• [Exercise requirements] What lines in the records below include the word "Dignidade"? Return each one.

START Supplied material

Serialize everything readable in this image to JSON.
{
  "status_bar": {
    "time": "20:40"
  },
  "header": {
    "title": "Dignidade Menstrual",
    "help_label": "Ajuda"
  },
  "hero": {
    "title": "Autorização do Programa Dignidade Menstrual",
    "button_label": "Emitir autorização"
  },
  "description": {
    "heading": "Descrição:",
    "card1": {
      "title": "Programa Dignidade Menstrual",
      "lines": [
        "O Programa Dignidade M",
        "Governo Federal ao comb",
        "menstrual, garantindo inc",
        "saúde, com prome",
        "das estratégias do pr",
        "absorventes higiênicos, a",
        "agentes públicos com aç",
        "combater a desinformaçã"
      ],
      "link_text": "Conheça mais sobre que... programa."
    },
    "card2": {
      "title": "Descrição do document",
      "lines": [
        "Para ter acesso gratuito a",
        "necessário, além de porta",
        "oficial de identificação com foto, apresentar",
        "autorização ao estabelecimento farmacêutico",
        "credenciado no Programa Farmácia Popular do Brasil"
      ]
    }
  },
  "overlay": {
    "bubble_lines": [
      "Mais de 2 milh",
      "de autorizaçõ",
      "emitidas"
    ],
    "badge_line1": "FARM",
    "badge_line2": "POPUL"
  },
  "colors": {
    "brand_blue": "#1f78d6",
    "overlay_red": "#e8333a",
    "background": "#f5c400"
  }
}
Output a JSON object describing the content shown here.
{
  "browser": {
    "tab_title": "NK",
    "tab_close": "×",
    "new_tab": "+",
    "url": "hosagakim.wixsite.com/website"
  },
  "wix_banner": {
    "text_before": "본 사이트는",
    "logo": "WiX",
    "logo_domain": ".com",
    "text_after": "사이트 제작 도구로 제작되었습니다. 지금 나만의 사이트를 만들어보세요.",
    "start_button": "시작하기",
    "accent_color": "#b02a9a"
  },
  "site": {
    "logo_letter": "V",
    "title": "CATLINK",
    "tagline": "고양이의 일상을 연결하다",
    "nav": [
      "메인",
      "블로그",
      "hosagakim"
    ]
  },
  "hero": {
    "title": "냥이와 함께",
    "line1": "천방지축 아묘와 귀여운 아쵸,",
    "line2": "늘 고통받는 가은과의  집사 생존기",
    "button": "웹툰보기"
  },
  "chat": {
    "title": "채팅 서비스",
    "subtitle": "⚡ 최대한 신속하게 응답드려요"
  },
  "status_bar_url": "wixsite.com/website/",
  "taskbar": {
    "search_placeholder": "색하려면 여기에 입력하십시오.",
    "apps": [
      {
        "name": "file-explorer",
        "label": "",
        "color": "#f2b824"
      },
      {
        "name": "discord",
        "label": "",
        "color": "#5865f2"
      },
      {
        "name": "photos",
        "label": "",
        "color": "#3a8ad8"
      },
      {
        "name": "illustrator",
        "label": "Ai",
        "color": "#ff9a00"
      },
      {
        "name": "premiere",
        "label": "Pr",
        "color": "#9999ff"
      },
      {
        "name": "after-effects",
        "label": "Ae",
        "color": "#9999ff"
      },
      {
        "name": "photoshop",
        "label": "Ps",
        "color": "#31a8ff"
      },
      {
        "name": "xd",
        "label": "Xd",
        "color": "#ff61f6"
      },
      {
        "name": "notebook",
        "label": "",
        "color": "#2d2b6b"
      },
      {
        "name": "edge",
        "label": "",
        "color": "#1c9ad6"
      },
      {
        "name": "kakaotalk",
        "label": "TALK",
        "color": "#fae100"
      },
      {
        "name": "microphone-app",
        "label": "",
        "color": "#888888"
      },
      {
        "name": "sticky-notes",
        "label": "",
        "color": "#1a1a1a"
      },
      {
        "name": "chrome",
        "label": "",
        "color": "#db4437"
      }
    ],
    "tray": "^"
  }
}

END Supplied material
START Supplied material

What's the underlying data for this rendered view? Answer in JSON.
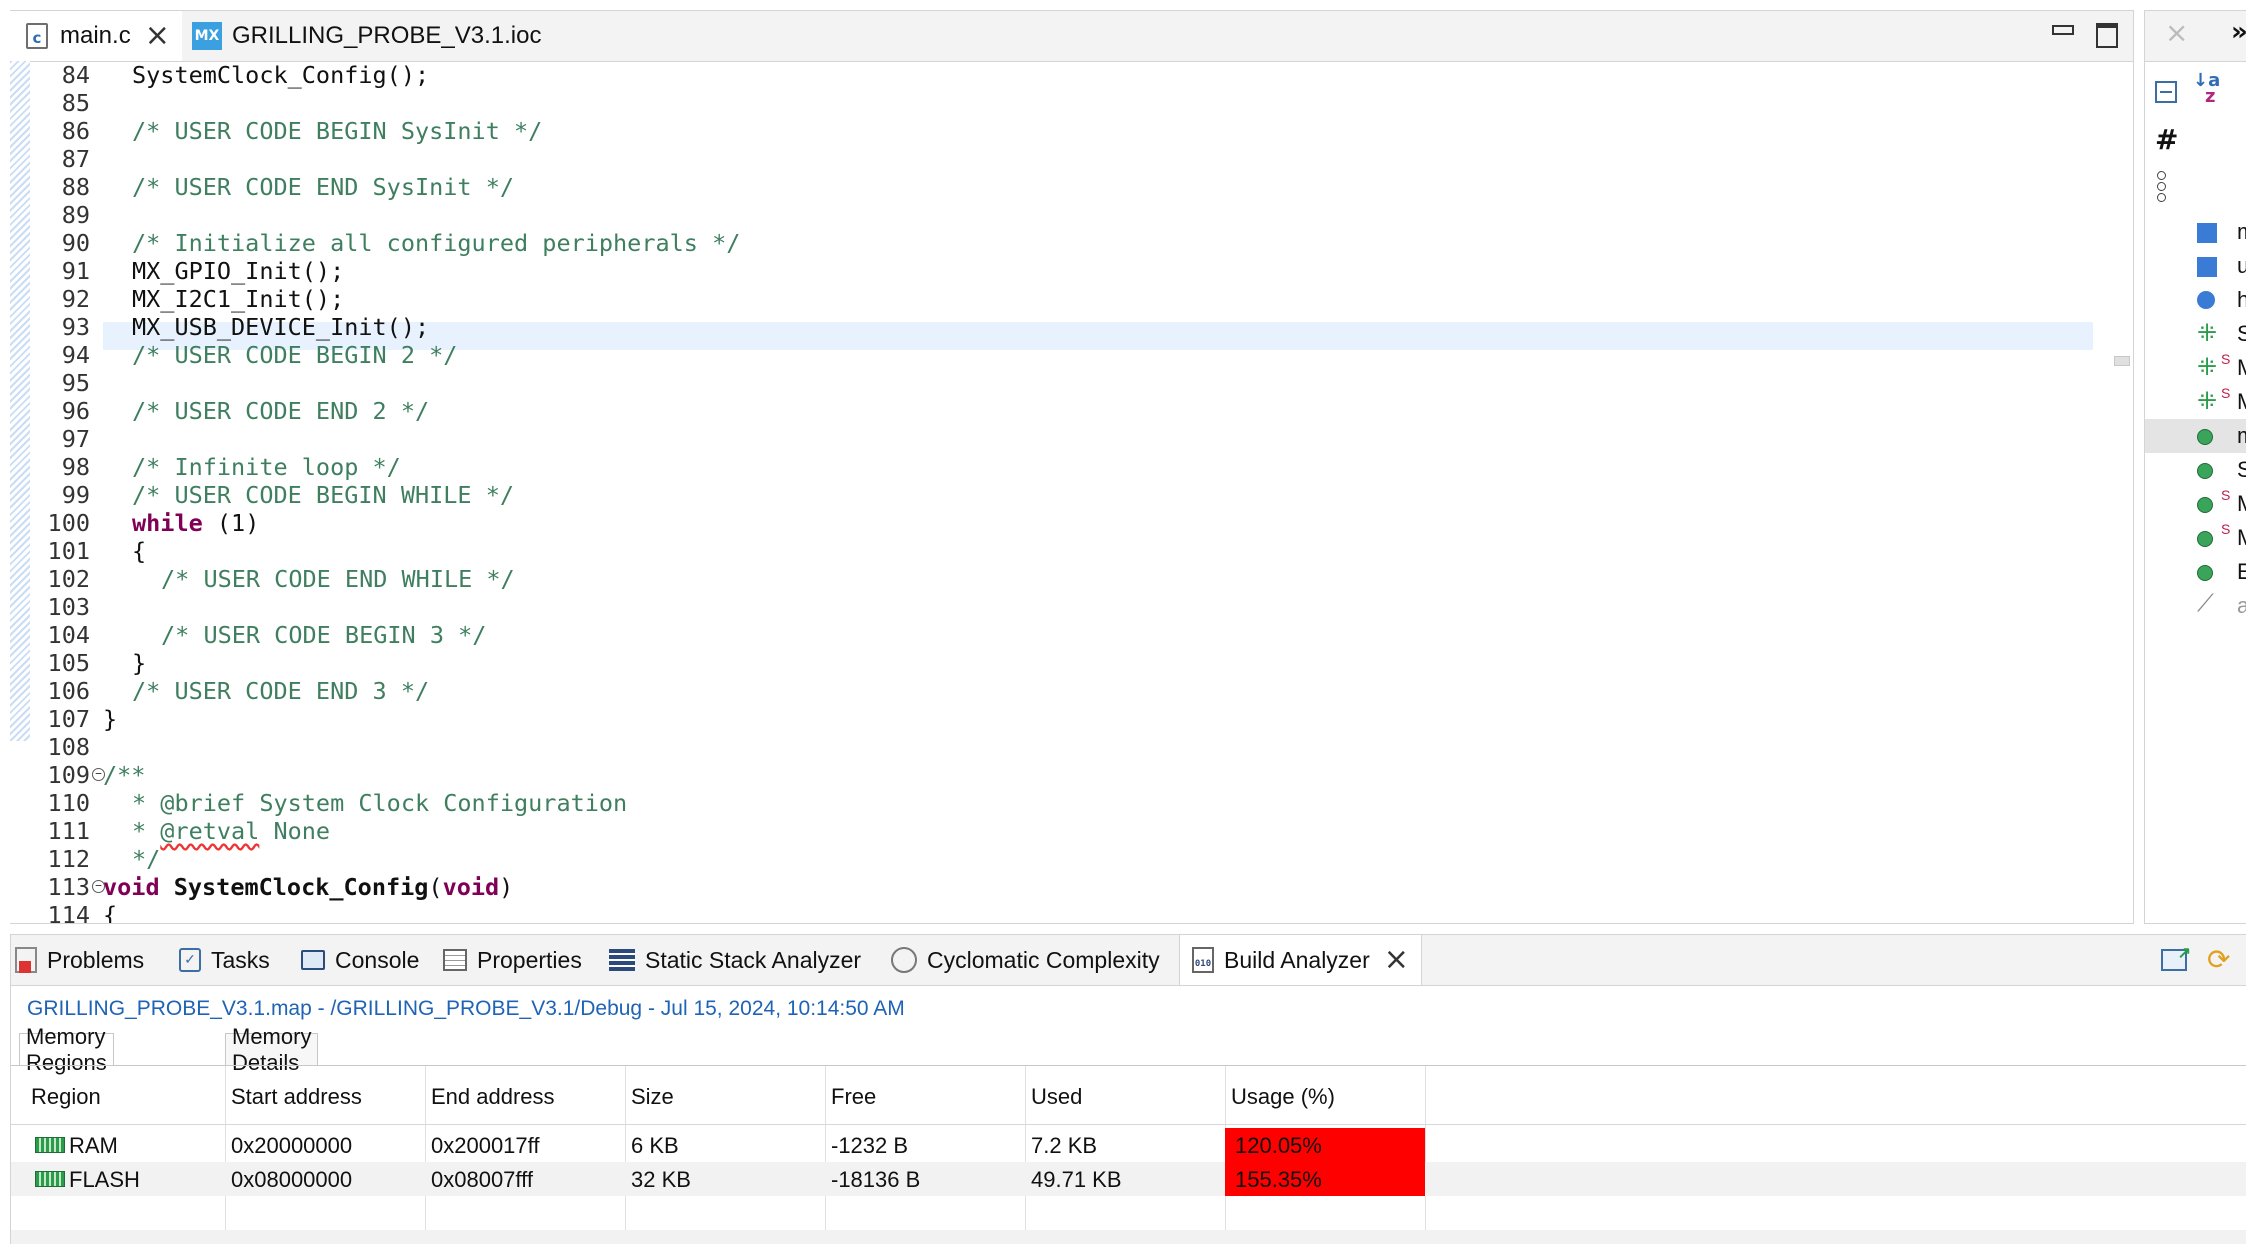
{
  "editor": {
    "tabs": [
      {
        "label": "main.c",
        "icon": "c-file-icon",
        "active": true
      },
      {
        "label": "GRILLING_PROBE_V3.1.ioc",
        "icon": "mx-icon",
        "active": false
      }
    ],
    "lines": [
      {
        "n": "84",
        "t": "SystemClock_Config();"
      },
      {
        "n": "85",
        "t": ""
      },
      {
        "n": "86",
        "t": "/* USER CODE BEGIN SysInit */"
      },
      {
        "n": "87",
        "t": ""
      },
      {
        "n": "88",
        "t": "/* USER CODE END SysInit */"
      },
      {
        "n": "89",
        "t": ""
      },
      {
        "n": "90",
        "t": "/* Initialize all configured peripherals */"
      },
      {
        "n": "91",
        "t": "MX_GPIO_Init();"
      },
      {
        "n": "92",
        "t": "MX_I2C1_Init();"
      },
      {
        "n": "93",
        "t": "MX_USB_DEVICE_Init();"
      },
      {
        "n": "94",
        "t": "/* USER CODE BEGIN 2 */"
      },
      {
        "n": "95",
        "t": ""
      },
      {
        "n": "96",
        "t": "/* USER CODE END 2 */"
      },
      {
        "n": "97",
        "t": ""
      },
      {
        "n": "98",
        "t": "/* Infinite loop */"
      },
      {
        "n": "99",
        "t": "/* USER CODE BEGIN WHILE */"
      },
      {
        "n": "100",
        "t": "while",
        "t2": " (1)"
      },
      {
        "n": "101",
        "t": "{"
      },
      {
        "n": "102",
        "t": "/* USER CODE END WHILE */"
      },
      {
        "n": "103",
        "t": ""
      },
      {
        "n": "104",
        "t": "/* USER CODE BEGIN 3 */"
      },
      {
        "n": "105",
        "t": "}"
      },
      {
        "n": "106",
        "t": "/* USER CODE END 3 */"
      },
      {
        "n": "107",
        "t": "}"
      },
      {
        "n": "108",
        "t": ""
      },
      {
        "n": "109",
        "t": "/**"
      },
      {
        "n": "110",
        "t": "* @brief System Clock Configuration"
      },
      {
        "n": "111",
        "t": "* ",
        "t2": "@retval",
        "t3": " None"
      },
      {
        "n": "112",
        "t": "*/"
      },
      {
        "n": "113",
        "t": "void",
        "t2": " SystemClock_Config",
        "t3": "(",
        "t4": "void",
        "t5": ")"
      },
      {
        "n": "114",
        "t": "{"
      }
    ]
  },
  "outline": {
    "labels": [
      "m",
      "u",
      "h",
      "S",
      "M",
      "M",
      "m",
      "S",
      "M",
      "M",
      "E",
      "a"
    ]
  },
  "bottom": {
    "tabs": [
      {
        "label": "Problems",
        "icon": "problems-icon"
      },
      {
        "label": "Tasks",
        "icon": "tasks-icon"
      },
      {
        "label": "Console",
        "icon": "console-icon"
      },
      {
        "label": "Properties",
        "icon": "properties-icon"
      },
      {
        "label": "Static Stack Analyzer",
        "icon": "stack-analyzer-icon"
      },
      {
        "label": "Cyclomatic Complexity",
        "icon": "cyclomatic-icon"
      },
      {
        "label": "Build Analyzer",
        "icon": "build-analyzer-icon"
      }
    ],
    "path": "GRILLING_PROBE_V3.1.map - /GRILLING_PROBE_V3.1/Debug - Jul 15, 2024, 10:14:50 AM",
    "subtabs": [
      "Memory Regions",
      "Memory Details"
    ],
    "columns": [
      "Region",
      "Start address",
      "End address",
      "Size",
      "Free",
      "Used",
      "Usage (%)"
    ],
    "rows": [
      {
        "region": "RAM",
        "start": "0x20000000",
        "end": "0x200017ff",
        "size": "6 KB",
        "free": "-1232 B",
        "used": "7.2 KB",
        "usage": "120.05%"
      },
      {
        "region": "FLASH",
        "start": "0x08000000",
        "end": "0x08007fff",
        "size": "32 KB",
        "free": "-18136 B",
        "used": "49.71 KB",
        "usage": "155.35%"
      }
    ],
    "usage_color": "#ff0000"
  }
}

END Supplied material
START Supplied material

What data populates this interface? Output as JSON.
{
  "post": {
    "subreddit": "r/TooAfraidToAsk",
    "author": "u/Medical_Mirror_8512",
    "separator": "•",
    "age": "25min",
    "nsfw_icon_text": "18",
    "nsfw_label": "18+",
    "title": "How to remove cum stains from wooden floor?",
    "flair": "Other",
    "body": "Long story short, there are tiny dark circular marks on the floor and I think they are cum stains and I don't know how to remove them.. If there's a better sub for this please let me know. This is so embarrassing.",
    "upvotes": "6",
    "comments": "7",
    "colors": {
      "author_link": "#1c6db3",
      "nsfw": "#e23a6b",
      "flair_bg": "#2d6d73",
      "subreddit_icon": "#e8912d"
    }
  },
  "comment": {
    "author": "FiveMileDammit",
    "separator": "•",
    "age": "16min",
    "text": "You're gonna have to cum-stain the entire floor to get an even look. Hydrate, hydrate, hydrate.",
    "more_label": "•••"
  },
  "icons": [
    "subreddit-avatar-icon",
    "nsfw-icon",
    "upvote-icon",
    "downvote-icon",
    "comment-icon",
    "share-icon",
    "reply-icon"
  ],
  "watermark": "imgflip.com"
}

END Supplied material

• [Solution for this exercise]
    "title": "Dignidade Menstrual",
    "title": "Autorização do Programa Dignidade Menstrual",
      "title": "Programa Dignidade Menstrual",
        "O Programa Dignidade M",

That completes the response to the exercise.